Problem details | Scan the records for the string "label" and copy every line that holds it.

Data shown |
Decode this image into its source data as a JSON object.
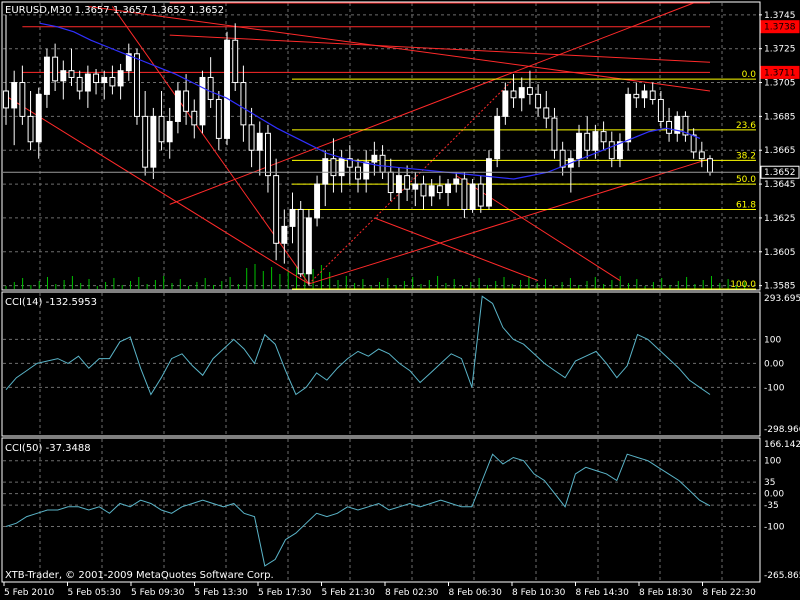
{
  "title": "EURUSD,M30  1.3657 1.3657 1.3652 1.3652",
  "copyright": "XTB-Trader, © 2001-2009 MetaQuotes Software Corp.",
  "colors": {
    "bg": "#000000",
    "frame": "#ffffff",
    "grid": "#6e6e6e",
    "candle": "#ffffff",
    "bull": "#ffffff",
    "bear": "#000000",
    "ma": "#3030ff",
    "trend": "#ff2a2a",
    "fib": "#ffff00",
    "cci": "#5ab4c8",
    "volume": "#00c000",
    "priceBox": "#ffffff",
    "redBox": "#ff0000"
  },
  "price_axis": [
    "1.3745",
    "1.3725",
    "1.3705",
    "1.3685",
    "1.3665",
    "1.3645",
    "1.3625",
    "1.3605",
    "1.3585"
  ],
  "price_tags": [
    {
      "label": "1.3738",
      "value": 1.3738,
      "style": "red"
    },
    {
      "label": "1.3711",
      "value": 1.3711,
      "style": "red"
    },
    {
      "label": "1.3652",
      "value": 1.3652,
      "style": "white"
    }
  ],
  "fib_levels": [
    {
      "label": "0.0",
      "value": 1.3707
    },
    {
      "label": "23.6",
      "value": 1.3677
    },
    {
      "label": "38.2",
      "value": 1.3659
    },
    {
      "label": "50.0",
      "value": 1.3645
    },
    {
      "label": "61.8",
      "value": 1.363
    },
    {
      "label": "100.0",
      "value": 1.3583
    }
  ],
  "cci14": {
    "label": "CCI(14) -132.5953",
    "axis": [
      "293.6955",
      "100",
      "0.00",
      "-100",
      "-298.966"
    ],
    "range": [
      -298.966,
      293.6955
    ]
  },
  "cci50": {
    "label": "CCI(50) -37.3488",
    "axis": [
      "166.1425",
      "100",
      "35",
      "0.00",
      "-35",
      "-100",
      "-265.865"
    ],
    "range": [
      -265.865,
      166.1425
    ]
  },
  "time_axis": [
    "5 Feb 2010",
    "5 Feb 05:30",
    "5 Feb 09:30",
    "5 Feb 13:30",
    "5 Feb 17:30",
    "5 Feb 21:30",
    "8 Feb 02:30",
    "8 Feb 06:30",
    "8 Feb 10:30",
    "8 Feb 14:30",
    "8 Feb 18:30",
    "8 Feb 22:30"
  ],
  "chart_data": {
    "type": "candlestick",
    "symbol": "EURUSD",
    "timeframe": "M30",
    "ylim": [
      1.3583,
      1.3752
    ],
    "candles_ohlc": [
      [
        1.37,
        1.3745,
        1.368,
        1.369
      ],
      [
        1.369,
        1.3712,
        1.3668,
        1.3705
      ],
      [
        1.3705,
        1.3715,
        1.368,
        1.3685
      ],
      [
        1.3685,
        1.37,
        1.3665,
        1.367
      ],
      [
        1.367,
        1.3702,
        1.366,
        1.3698
      ],
      [
        1.3698,
        1.3725,
        1.369,
        1.372
      ],
      [
        1.372,
        1.3728,
        1.37,
        1.3706
      ],
      [
        1.3706,
        1.3718,
        1.3695,
        1.3712
      ],
      [
        1.3712,
        1.3725,
        1.3703,
        1.3708
      ],
      [
        1.3708,
        1.3712,
        1.3695,
        1.37
      ],
      [
        1.37,
        1.3715,
        1.369,
        1.371
      ],
      [
        1.371,
        1.3713,
        1.3698,
        1.3705
      ],
      [
        1.3705,
        1.3712,
        1.3695,
        1.3708
      ],
      [
        1.3708,
        1.3715,
        1.3698,
        1.3703
      ],
      [
        1.3703,
        1.3716,
        1.3695,
        1.3712
      ],
      [
        1.3712,
        1.3728,
        1.3706,
        1.3722
      ],
      [
        1.3722,
        1.3725,
        1.368,
        1.3685
      ],
      [
        1.3685,
        1.37,
        1.365,
        1.3655
      ],
      [
        1.3655,
        1.369,
        1.3648,
        1.3685
      ],
      [
        1.3685,
        1.37,
        1.3665,
        1.367
      ],
      [
        1.367,
        1.369,
        1.366,
        1.3682
      ],
      [
        1.3682,
        1.3705,
        1.3675,
        1.37
      ],
      [
        1.37,
        1.371,
        1.368,
        1.3688
      ],
      [
        1.3688,
        1.3695,
        1.3672,
        1.368
      ],
      [
        1.368,
        1.3712,
        1.3675,
        1.3708
      ],
      [
        1.3708,
        1.372,
        1.369,
        1.3695
      ],
      [
        1.3695,
        1.37,
        1.3665,
        1.3672
      ],
      [
        1.3672,
        1.3735,
        1.3668,
        1.373
      ],
      [
        1.373,
        1.374,
        1.37,
        1.3705
      ],
      [
        1.3705,
        1.3715,
        1.367,
        1.368
      ],
      [
        1.368,
        1.369,
        1.3655,
        1.3665
      ],
      [
        1.3665,
        1.3682,
        1.365,
        1.3675
      ],
      [
        1.3675,
        1.368,
        1.364,
        1.365
      ],
      [
        1.365,
        1.366,
        1.36,
        1.361
      ],
      [
        1.361,
        1.363,
        1.3598,
        1.362
      ],
      [
        1.362,
        1.364,
        1.361,
        1.363
      ],
      [
        1.363,
        1.3635,
        1.359,
        1.3592
      ],
      [
        1.3592,
        1.363,
        1.3585,
        1.3625
      ],
      [
        1.3625,
        1.365,
        1.362,
        1.3645
      ],
      [
        1.3645,
        1.3665,
        1.3632,
        1.366
      ],
      [
        1.366,
        1.3672,
        1.364,
        1.365
      ],
      [
        1.365,
        1.3665,
        1.364,
        1.366
      ],
      [
        1.366,
        1.3668,
        1.3645,
        1.3655
      ],
      [
        1.3655,
        1.366,
        1.364,
        1.3648
      ],
      [
        1.3648,
        1.3665,
        1.364,
        1.3658
      ],
      [
        1.3658,
        1.367,
        1.365,
        1.3662
      ],
      [
        1.3662,
        1.3668,
        1.3648,
        1.3652
      ],
      [
        1.3652,
        1.366,
        1.3635,
        1.364
      ],
      [
        1.364,
        1.3655,
        1.363,
        1.365
      ],
      [
        1.365,
        1.3656,
        1.3635,
        1.3642
      ],
      [
        1.3642,
        1.3652,
        1.3632,
        1.3645
      ],
      [
        1.3645,
        1.365,
        1.363,
        1.3638
      ],
      [
        1.3638,
        1.3648,
        1.3632,
        1.3644
      ],
      [
        1.3644,
        1.365,
        1.3636,
        1.364
      ],
      [
        1.364,
        1.3648,
        1.3632,
        1.3645
      ],
      [
        1.3645,
        1.3652,
        1.364,
        1.3648
      ],
      [
        1.3648,
        1.3652,
        1.3625,
        1.363
      ],
      [
        1.363,
        1.3648,
        1.3628,
        1.3645
      ],
      [
        1.3645,
        1.365,
        1.3628,
        1.3632
      ],
      [
        1.3632,
        1.3665,
        1.363,
        1.366
      ],
      [
        1.366,
        1.369,
        1.3655,
        1.3685
      ],
      [
        1.3685,
        1.3705,
        1.368,
        1.37
      ],
      [
        1.37,
        1.371,
        1.369,
        1.3696
      ],
      [
        1.3696,
        1.3708,
        1.3688,
        1.3702
      ],
      [
        1.3702,
        1.3712,
        1.3692,
        1.3698
      ],
      [
        1.3698,
        1.3704,
        1.3685,
        1.369
      ],
      [
        1.369,
        1.37,
        1.3678,
        1.3684
      ],
      [
        1.3684,
        1.369,
        1.366,
        1.3665
      ],
      [
        1.3665,
        1.367,
        1.365,
        1.3655
      ],
      [
        1.3655,
        1.3665,
        1.364,
        1.366
      ],
      [
        1.366,
        1.368,
        1.3655,
        1.3675
      ],
      [
        1.3675,
        1.3685,
        1.366,
        1.3665
      ],
      [
        1.3665,
        1.368,
        1.366,
        1.3676
      ],
      [
        1.3676,
        1.3682,
        1.3665,
        1.367
      ],
      [
        1.367,
        1.3676,
        1.3655,
        1.366
      ],
      [
        1.366,
        1.3675,
        1.3655,
        1.367
      ],
      [
        1.367,
        1.3702,
        1.3665,
        1.3698
      ],
      [
        1.3698,
        1.3705,
        1.369,
        1.3696
      ],
      [
        1.3696,
        1.3704,
        1.369,
        1.37
      ],
      [
        1.37,
        1.3705,
        1.3692,
        1.3695
      ],
      [
        1.3695,
        1.37,
        1.3678,
        1.3682
      ],
      [
        1.3682,
        1.369,
        1.367,
        1.3675
      ],
      [
        1.3675,
        1.3688,
        1.367,
        1.3685
      ],
      [
        1.3685,
        1.3688,
        1.367,
        1.3674
      ],
      [
        1.3674,
        1.3678,
        1.366,
        1.3664
      ],
      [
        1.3664,
        1.367,
        1.3655,
        1.366
      ],
      [
        1.366,
        1.3662,
        1.365,
        1.3652
      ]
    ],
    "ma_values": [
      1.374,
      1.3738,
      1.3735,
      1.373,
      1.3726,
      1.3722,
      1.3718,
      1.3714,
      1.371,
      1.3705,
      1.37,
      1.3696,
      1.369,
      1.3684,
      1.3678,
      1.3673,
      1.3668,
      1.3663,
      1.366,
      1.3658,
      1.3656,
      1.3655,
      1.3654,
      1.3653,
      1.3652,
      1.3651,
      1.365,
      1.3649,
      1.3648,
      1.365,
      1.3652,
      1.3656,
      1.366,
      1.3664,
      1.3668,
      1.3672,
      1.3676,
      1.3678,
      1.3676,
      1.3672
    ],
    "cci14_values": [
      -110,
      -60,
      -30,
      0,
      10,
      20,
      0,
      30,
      -20,
      20,
      20,
      90,
      110,
      -20,
      -130,
      -60,
      20,
      40,
      -10,
      -50,
      20,
      60,
      100,
      60,
      0,
      120,
      80,
      -30,
      -130,
      -100,
      -40,
      -70,
      -20,
      20,
      50,
      30,
      60,
      40,
      0,
      -30,
      -80,
      -40,
      0,
      40,
      20,
      -100,
      280,
      250,
      150,
      100,
      80,
      40,
      0,
      -30,
      -60,
      10,
      30,
      50,
      0,
      -60,
      -10,
      120,
      100,
      60,
      20,
      -20,
      -70,
      -100,
      -130
    ],
    "cci50_values": [
      -100,
      -90,
      -70,
      -60,
      -50,
      -50,
      -40,
      -40,
      -50,
      -40,
      -60,
      -30,
      -40,
      -20,
      -30,
      -50,
      -60,
      -40,
      -30,
      -20,
      -30,
      -40,
      -30,
      -60,
      -70,
      -220,
      -200,
      -140,
      -120,
      -90,
      -60,
      -70,
      -60,
      -40,
      -50,
      -40,
      -30,
      -50,
      -40,
      -30,
      -40,
      -30,
      -20,
      -30,
      -40,
      -40,
      40,
      120,
      90,
      110,
      100,
      60,
      40,
      0,
      -40,
      60,
      80,
      70,
      60,
      40,
      120,
      110,
      100,
      80,
      60,
      40,
      10,
      -20,
      -37
    ]
  }
}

Answer area |
      "label": "1.3738",
      "label": "1.3711",
      "label": "1.3652",
      "label": "0.0",
      "label": "23.6",
      "label": "38.2",
      "label": "50.0",
      "label": "61.8",
      "label": "100.0",
    "label": "CCI(14) -132.5953",
    "label": "CCI(50) -37.3488",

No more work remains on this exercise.